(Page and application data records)
+---+

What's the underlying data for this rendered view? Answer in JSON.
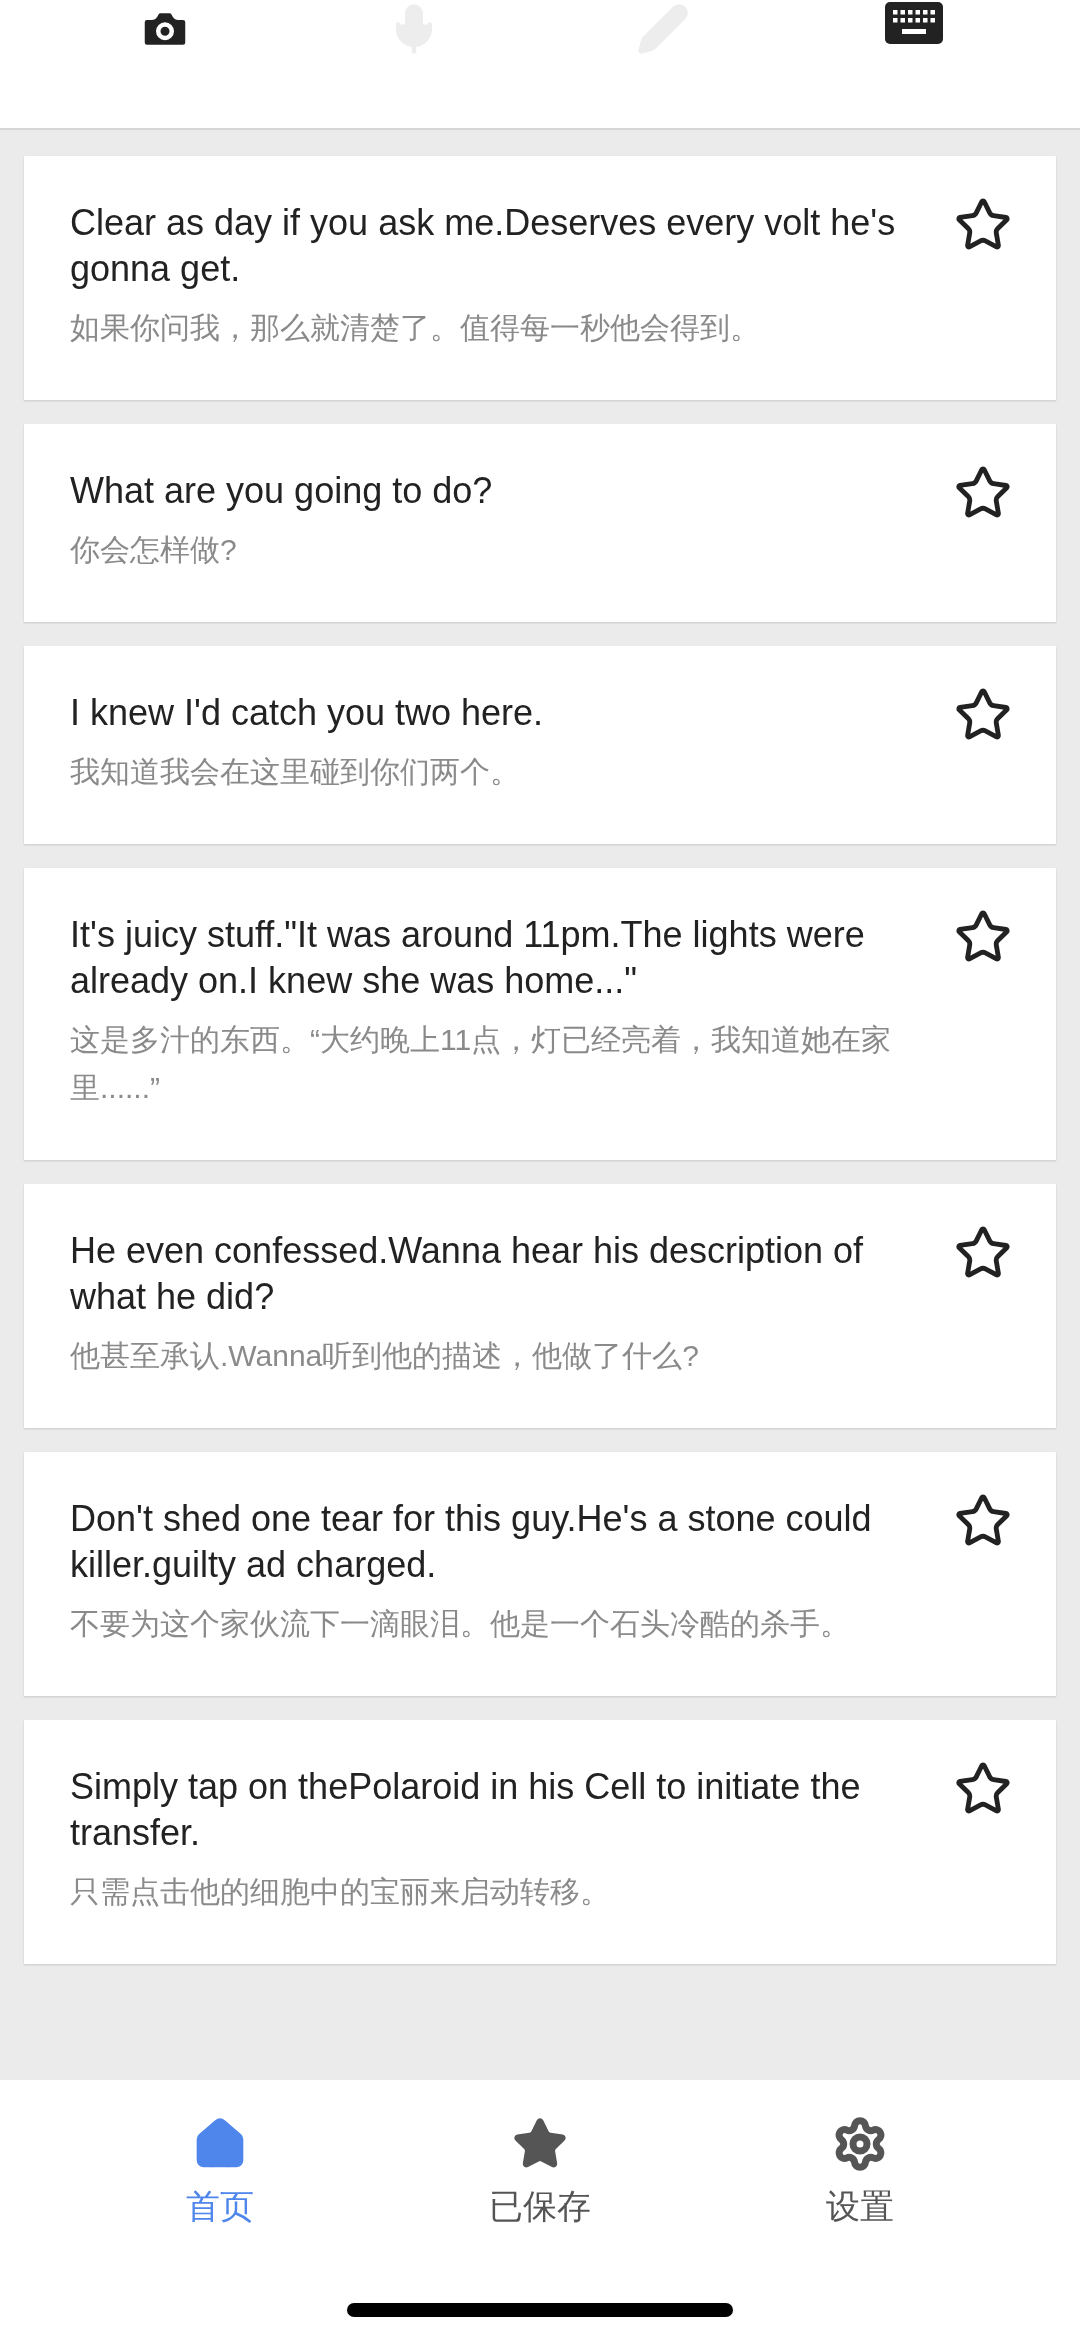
{
  "input_modes": [
    {
      "kind": "camera",
      "disabled": false
    },
    {
      "kind": "microphone",
      "disabled": true
    },
    {
      "kind": "pen",
      "disabled": true
    },
    {
      "kind": "keyboard",
      "disabled": false
    }
  ],
  "phrases": [
    {
      "english": "Clear as day if you ask me.Deserves every volt he's gonna get.",
      "chinese": "如果你问我，那么就清楚了。值得每一秒他会得到。",
      "starred": false
    },
    {
      "english": "What are you going to do?",
      "chinese": "你会怎样做?",
      "starred": false
    },
    {
      "english": "I knew I'd catch you two here.",
      "chinese": "我知道我会在这里碰到你们两个。",
      "starred": false
    },
    {
      "english": "It's juicy stuff.\"It was around 11pm.The lights were already on.I knew she was home...\"",
      "chinese": "这是多汁的东西。“大约晚上11点，灯已经亮着，我知道她在家里......”",
      "starred": false
    },
    {
      "english": "He even confessed.Wanna hear his description of what he did?",
      "chinese": "他甚至承认.Wanna听到他的描述，他做了什么?",
      "starred": false
    },
    {
      "english": "Don't shed one tear for this guy.He's a stone could killer.guilty ad charged.",
      "chinese": "不要为这个家伙流下一滴眼泪。他是一个石头冷酷的杀手。",
      "starred": false
    },
    {
      "english": "Simply tap on thePolaroid in his Cell to initiate the transfer.",
      "chinese": "只需点击他的细胞中的宝丽来启动转移。",
      "starred": false
    }
  ],
  "tab_bar": [
    {
      "kind": "home",
      "label": "首页",
      "selected": true
    },
    {
      "kind": "saved",
      "label": "已保存",
      "selected": false
    },
    {
      "kind": "settings",
      "label": "设置",
      "selected": false
    }
  ]
}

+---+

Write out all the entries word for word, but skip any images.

What's the underlying data for this rendered view? Answer in JSON.
{
  "input_modes": [
    {
      "kind": "camera",
      "disabled": false
    },
    {
      "kind": "microphone",
      "disabled": true
    },
    {
      "kind": "pen",
      "disabled": true
    },
    {
      "kind": "keyboard",
      "disabled": false
    }
  ],
  "phrases": [
    {
      "english": "Clear as day if you ask me.Deserves every volt he's gonna get.",
      "chinese": "如果你问我，那么就清楚了。值得每一秒他会得到。",
      "starred": false
    },
    {
      "english": "What are you going to do?",
      "chinese": "你会怎样做?",
      "starred": false
    },
    {
      "english": "I knew I'd catch you two here.",
      "chinese": "我知道我会在这里碰到你们两个。",
      "starred": false
    },
    {
      "english": "It's juicy stuff.\"It was around 11pm.The lights were already on.I knew she was home...\"",
      "chinese": "这是多汁的东西。“大约晚上11点，灯已经亮着，我知道她在家里......”",
      "starred": false
    },
    {
      "english": "He even confessed.Wanna hear his description of what he did?",
      "chinese": "他甚至承认.Wanna听到他的描述，他做了什么?",
      "starred": false
    },
    {
      "english": "Don't shed one tear for this guy.He's a stone could killer.guilty ad charged.",
      "chinese": "不要为这个家伙流下一滴眼泪。他是一个石头冷酷的杀手。",
      "starred": false
    },
    {
      "english": "Simply tap on thePolaroid in his Cell to initiate the transfer.",
      "chinese": "只需点击他的细胞中的宝丽来启动转移。",
      "starred": false
    }
  ],
  "tab_bar": [
    {
      "kind": "home",
      "label": "首页",
      "selected": true
    },
    {
      "kind": "saved",
      "label": "已保存",
      "selected": false
    },
    {
      "kind": "settings",
      "label": "设置",
      "selected": false
    }
  ]
}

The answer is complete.